About this task: Go through the entries and write each one out again unchanged.

Data to examine:

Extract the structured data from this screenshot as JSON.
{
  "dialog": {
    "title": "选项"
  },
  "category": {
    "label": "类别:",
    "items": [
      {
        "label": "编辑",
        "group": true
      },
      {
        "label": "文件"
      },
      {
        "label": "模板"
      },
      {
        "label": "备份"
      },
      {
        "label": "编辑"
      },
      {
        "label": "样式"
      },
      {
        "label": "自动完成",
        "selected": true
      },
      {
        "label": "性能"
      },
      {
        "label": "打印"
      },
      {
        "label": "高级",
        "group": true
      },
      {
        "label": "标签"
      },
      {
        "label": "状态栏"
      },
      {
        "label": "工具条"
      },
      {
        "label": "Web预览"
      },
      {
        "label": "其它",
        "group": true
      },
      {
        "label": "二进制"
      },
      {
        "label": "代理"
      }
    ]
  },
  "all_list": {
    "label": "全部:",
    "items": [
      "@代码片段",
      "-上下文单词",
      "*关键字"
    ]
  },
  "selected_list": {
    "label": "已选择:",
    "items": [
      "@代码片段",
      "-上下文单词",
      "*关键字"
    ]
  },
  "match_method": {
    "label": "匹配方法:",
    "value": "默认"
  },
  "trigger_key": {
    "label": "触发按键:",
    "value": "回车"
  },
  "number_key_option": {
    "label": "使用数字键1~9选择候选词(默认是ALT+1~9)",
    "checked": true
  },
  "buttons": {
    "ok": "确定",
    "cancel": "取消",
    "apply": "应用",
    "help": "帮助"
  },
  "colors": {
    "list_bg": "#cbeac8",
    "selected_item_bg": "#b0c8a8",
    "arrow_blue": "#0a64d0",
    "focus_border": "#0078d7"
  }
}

Solution to the problem:
Extract the structured data from this screenshot as JSON.
{
  "dialog": {
    "title": "选项"
  },
  "category": {
    "label": "类别:",
    "items": [
      {
        "label": "编辑",
        "group": true
      },
      {
        "label": "文件"
      },
      {
        "label": "模板"
      },
      {
        "label": "备份"
      },
      {
        "label": "编辑"
      },
      {
        "label": "样式"
      },
      {
        "label": "自动完成",
        "selected": true
      },
      {
        "label": "性能"
      },
      {
        "label": "打印"
      },
      {
        "label": "高级",
        "group": true
      },
      {
        "label": "标签"
      },
      {
        "label": "状态栏"
      },
      {
        "label": "工具条"
      },
      {
        "label": "Web预览"
      },
      {
        "label": "其它",
        "group": true
      },
      {
        "label": "二进制"
      },
      {
        "label": "代理"
      }
    ]
  },
  "all_list": {
    "label": "全部:",
    "items": [
      "@代码片段",
      "-上下文单词",
      "*关键字"
    ]
  },
  "selected_list": {
    "label": "已选择:",
    "items": [
      "@代码片段",
      "-上下文单词",
      "*关键字"
    ]
  },
  "match_method": {
    "label": "匹配方法:",
    "value": "默认"
  },
  "trigger_key": {
    "label": "触发按键:",
    "value": "回车"
  },
  "number_key_option": {
    "label": "使用数字键1~9选择候选词(默认是ALT+1~9)",
    "checked": true
  },
  "buttons": {
    "ok": "确定",
    "cancel": "取消",
    "apply": "应用",
    "help": "帮助"
  },
  "colors": {
    "list_bg": "#cbeac8",
    "selected_item_bg": "#b0c8a8",
    "arrow_blue": "#0a64d0",
    "focus_border": "#0078d7"
  }
}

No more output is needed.